  • ramanauskas

    I wonder if he licensed the song? HAHAHAHAHA, I slay me sometimes.

  • http://www.thomaslawn.net/ Thomas Lawn

    or 853 – that song sure isn’t free.

  • Amanda

    Much like Pinterest, Instagram probably has some sort of clause in their Terms of Service/Privacy (who ever actually reads those anymore?) that once the photo is uploaded it is now partly Instagrams image, or some sort of thing like that. A photographer I follow had an issue with her copyrighted work winding up on Pinterest (by the pinning of her followers and then it getting repinned by others because it looked cute, etc). She had to go through this whole big thing with Pinterest and they gave her a hard time. She wind up having to get legal council to back her up in getting her images removed from Pinterest.

  • WarDamnPhil

    Brilliant. Absolutely brilliant.

  • http://photodelux.net Photo DeLux

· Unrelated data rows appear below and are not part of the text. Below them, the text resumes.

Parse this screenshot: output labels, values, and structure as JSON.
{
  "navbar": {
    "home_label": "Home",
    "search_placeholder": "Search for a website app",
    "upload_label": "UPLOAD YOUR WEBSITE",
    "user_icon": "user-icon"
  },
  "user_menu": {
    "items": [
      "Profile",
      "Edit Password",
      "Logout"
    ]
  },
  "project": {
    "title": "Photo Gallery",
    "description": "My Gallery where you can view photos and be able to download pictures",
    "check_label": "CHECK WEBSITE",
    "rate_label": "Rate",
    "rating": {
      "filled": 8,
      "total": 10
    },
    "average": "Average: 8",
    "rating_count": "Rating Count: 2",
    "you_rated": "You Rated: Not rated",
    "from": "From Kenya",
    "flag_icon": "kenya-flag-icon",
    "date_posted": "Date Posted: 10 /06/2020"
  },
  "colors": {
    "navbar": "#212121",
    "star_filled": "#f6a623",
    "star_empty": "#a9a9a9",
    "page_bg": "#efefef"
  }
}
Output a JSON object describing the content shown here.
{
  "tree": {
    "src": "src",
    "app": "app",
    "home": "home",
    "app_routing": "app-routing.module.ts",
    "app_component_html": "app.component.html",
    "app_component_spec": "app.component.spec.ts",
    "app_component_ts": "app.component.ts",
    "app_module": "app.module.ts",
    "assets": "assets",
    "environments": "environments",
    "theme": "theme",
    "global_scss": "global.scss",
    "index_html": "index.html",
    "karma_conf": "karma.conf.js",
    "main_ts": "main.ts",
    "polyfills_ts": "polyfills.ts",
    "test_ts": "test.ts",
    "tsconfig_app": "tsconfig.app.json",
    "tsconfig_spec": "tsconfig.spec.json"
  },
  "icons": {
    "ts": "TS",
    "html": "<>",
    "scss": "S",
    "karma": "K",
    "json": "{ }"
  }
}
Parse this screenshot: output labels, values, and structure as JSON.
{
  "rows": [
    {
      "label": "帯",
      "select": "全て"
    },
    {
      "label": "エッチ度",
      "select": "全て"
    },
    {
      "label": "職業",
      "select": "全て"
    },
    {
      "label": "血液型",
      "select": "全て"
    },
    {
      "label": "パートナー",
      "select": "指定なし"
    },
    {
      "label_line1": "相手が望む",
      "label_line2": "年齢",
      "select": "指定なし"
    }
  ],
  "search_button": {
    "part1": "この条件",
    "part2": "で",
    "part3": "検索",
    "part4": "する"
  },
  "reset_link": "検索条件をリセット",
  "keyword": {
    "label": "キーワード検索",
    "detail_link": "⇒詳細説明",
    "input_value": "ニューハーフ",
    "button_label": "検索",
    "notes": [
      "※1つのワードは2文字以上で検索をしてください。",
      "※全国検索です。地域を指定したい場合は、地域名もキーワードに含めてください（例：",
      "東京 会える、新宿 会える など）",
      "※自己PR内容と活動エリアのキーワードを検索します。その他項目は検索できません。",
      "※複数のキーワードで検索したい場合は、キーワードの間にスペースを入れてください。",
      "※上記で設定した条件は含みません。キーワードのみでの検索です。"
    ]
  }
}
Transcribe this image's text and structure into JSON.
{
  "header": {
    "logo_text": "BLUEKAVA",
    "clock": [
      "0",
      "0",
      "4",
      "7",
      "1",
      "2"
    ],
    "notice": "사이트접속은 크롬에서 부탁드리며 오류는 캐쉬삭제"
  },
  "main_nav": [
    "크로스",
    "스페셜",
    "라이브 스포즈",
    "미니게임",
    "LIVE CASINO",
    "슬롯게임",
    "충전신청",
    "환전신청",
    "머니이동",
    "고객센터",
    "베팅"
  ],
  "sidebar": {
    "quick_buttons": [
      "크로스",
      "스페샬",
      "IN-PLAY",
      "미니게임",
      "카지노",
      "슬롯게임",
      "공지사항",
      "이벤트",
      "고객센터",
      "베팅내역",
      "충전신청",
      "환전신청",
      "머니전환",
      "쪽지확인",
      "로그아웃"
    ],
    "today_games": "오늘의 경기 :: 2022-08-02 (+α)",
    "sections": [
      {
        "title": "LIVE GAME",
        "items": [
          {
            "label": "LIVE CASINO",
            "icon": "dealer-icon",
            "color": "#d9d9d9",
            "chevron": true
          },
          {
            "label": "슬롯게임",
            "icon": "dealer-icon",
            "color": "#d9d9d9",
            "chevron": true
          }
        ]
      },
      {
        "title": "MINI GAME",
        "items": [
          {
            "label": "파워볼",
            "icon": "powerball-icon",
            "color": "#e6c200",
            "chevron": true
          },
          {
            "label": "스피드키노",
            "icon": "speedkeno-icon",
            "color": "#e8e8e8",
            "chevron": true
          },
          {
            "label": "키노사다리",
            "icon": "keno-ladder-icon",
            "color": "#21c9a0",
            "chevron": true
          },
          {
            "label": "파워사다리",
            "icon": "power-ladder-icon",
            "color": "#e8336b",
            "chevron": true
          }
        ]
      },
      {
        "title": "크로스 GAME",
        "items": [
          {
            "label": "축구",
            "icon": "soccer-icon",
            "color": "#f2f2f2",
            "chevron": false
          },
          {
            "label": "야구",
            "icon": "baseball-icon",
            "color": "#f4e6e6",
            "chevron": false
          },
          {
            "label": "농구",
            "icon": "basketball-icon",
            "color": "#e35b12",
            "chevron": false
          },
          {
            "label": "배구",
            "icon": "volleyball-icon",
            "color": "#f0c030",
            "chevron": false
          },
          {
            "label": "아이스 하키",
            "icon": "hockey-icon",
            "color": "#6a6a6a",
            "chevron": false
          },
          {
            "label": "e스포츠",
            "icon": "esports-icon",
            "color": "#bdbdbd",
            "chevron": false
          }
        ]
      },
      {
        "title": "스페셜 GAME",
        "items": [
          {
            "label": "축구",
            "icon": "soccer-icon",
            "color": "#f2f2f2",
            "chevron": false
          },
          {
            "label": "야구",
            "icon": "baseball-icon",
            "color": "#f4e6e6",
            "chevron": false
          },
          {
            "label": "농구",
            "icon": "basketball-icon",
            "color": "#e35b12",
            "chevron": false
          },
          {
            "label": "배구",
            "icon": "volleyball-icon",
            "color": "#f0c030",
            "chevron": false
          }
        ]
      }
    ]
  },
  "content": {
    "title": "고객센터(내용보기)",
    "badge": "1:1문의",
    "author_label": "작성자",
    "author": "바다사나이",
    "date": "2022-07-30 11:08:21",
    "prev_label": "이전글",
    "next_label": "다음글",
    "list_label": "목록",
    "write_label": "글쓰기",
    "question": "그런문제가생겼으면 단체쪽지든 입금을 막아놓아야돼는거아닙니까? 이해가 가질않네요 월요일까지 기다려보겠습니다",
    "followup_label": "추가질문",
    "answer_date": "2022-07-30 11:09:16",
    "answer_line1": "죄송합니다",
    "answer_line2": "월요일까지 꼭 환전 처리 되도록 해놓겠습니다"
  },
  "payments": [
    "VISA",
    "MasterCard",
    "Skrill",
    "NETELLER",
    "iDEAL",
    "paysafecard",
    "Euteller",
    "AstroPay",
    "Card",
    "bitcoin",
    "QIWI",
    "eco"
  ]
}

    They mostly look the same… because each shot appeared to be replayed at least twice.

  • Rob Elliott

    This is not a time lapse, by any definition this is a montage of photos.

    The photos are not of all the same location, the photos are not placed in time sequence, nor do they show the passage of time.

  • Omar Salgado

    Now we have home-timelapsers. Why not since there are screenshooters and even “artists” that find and curate the images from Google maps.

    We don’t need a camera anymore. Photography is dead.

    No, not really: what is dead, and ironically very alive, is the ingrained model of what a photograph should be. This timelapse shows that to the perfection.

  • bikesales

    The images are owned by the photographer, not this guy who took them from Instagram…

  • bikesales

    So, stealing other people’s photos is okay?

  • Jim

    Absolute hideous! instagram filtered “photos” are to photography what texting is to fine writing. No serious photographer I know touches those things. To make a film celebrating this crap is an affront to the craft.

  • http://www.markwheadon.com/ Mark Wheadon

    Hey, hold that camera steady would you? ;-)

  • Zulu

    he learn how to use #hashtag… :D

  • Frank

    SNOOZE

  • http://christianvarga.com/ Christian Varga

    Since when has Instagram been targeted at “serious photographers”? Instagram has a purpose, just like texting. I seriously doubt you indulge in “fine writing” every time you simply want to organise dinner via sms.

  • Xico Fininho

    Nice to see it.